- [TASK DIRECTIONS]
Take each line below that has "main" and copy it.

──────── INPUT RECORDS ────────

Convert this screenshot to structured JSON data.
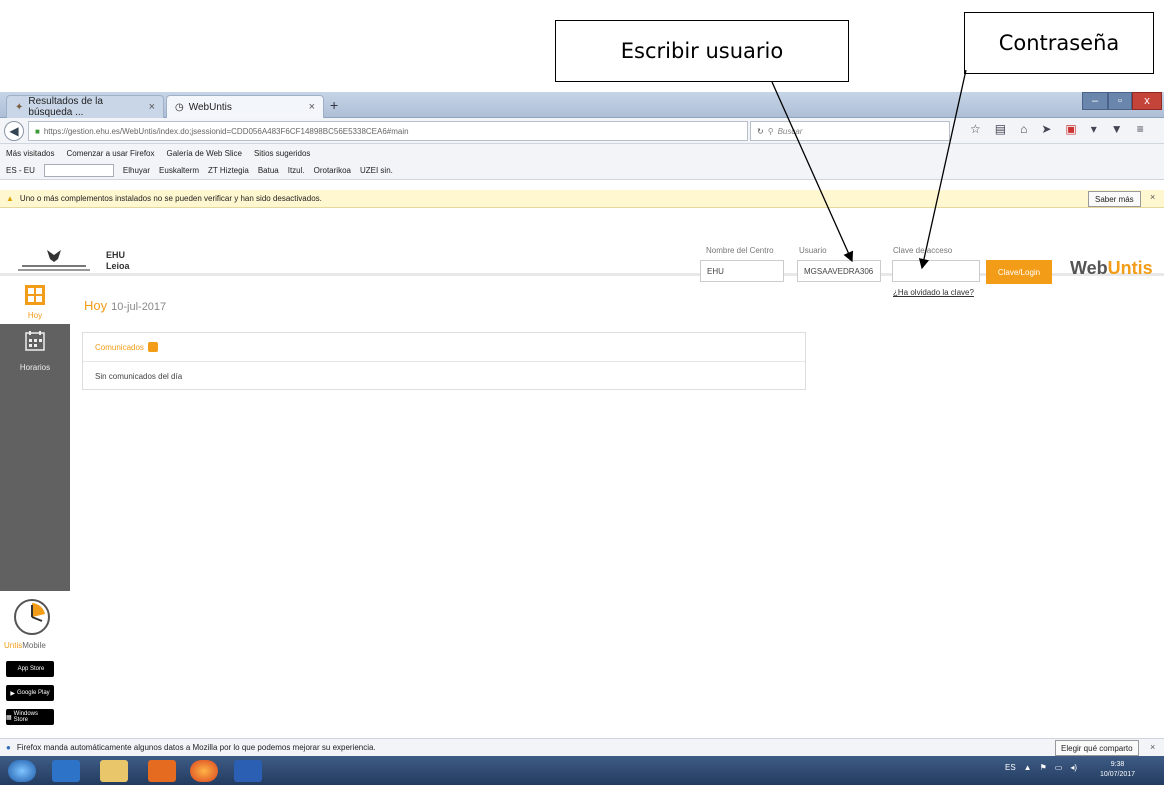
{
  "annotations": {
    "user_callout": "Escribir usuario",
    "password_callout": "Contraseña"
  },
  "browser": {
    "tabs": [
      {
        "label": "Resultados de la búsqueda ...",
        "close": "×"
      },
      {
        "label": "WebUntis",
        "close": "×"
      }
    ],
    "new_tab": "+",
    "url": "https://gestion.ehu.es/WebUntis/index.do;jsessionid=CDD056A483F6CF14898BC56E5338CEA6#main",
    "url_host": "gestion.ehu.es",
    "search_placeholder": "Buscar",
    "bookmarks": [
      "Más visitados",
      "Comenzar a usar Firefox",
      "Galería de Web Slice",
      "Sitios sugeridos"
    ],
    "lang_selector": "ES - EU",
    "lang_links": [
      "Elhuyar",
      "Euskalterm",
      "ZT Hiztegia",
      "Batua",
      "Itzul.",
      "Orotarikoa",
      "UZEI sin."
    ],
    "notice": "Uno o más complementos instalados no se pueden verificar y han sido desactivados.",
    "learn_more": "Saber más",
    "close": "×"
  },
  "header": {
    "school_name": "EHU",
    "school_location": "Leioa",
    "center_label": "Nombre del Centro",
    "center_value": "EHU",
    "user_label": "Usuario",
    "user_value": "MGSAAVEDRA306",
    "password_label": "Clave de acceso",
    "password_value": "",
    "login_button": "Clave/Login",
    "forgot_link": "¿Ha olvidado la clave?",
    "brand_prefix": "Web",
    "brand_accent": "Untis"
  },
  "sidebar": {
    "today": "Hoy",
    "schedule": "Horarios",
    "mobile_prefix": "Untis",
    "mobile_suffix": "Mobile",
    "app_store": "App Store",
    "google_play": "Google Play",
    "windows_store": "Windows Store"
  },
  "main": {
    "title": "Hoy",
    "date": "10-jul-2017",
    "news_title": "Comunicados",
    "news_empty": "Sin comunicados del día"
  },
  "status": {
    "message": "Firefox manda automáticamente algunos datos a Mozilla por lo que podemos mejorar su experiencia.",
    "choose_button": "Elegir qué comparto"
  },
  "taskbar": {
    "lang": "ES",
    "time": "9:38",
    "date": "10/07/2017"
  },
  "colors": {
    "accent": "#f39c17",
    "sidebar": "#616161",
    "taskbar": "#233c60"
  }
}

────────

- [TASK SOLUTION]
    "url": "https://gestion.ehu.es/WebUntis/index.do;jsessionid=CDD056A483F6CF14898BC56E5338CEA6#main",
  "main": {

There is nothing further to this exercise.